Disparities in Natural Language Processing

Do language technologies equitably serve all groups of people?  The way we speak and write varies across demographics and social communities — but natural language processing models can be quite brittle to this variation.  If an NLP system, such as machine translation or opinion analysis, works well for some groups of people but not others, that impedes information access and the ability of authors’ voices to be heard, since media communication is now filtered through search and newsfeed relevance algorithms.

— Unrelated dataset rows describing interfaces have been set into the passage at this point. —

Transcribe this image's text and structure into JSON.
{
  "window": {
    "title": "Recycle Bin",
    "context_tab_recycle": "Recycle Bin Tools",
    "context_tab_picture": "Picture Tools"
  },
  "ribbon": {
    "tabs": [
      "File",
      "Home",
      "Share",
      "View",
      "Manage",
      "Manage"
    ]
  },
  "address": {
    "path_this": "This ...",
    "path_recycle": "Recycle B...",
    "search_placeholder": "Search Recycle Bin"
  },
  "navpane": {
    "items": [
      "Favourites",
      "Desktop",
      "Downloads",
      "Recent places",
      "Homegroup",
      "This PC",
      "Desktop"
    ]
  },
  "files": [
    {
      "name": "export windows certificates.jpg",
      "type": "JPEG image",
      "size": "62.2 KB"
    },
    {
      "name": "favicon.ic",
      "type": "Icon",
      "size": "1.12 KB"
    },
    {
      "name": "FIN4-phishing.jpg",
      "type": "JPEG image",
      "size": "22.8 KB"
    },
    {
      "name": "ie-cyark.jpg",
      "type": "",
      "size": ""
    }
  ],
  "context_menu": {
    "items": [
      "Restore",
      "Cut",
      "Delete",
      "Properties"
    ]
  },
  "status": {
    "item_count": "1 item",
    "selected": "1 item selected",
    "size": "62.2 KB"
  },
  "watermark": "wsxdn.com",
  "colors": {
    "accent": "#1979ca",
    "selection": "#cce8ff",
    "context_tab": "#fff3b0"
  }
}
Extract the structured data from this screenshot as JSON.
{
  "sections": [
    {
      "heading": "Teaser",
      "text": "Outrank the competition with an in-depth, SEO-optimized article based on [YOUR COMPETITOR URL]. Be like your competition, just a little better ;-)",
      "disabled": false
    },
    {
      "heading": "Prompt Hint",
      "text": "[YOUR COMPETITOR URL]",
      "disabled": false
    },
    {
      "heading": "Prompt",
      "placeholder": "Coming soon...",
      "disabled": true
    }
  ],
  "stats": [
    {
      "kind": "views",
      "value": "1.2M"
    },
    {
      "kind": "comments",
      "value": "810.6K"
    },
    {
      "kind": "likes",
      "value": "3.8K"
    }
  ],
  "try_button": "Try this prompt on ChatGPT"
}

We are pursuing an interdisciplinary project to analyze language model’s disparities across social communities, in particular African-American Vernacular English, a major dialect with marked differences compared to mainstream English. While it is used widely in oral and social media communication, it has very little presence in the well-edited texts that comprise traditional NLP corpora.  We have constructed a corpus of informal AAE from publicly available social media posts and found a variety of NLP systems work worse on this text, and have developed more equitable models for analysis tasks such as language identification and parsing. By collaborating between sociolinguistics and computer science, this work seeks to support social scientific analysis goals, as well as use social science insights to inform the construction of more effective and fairer language technologies.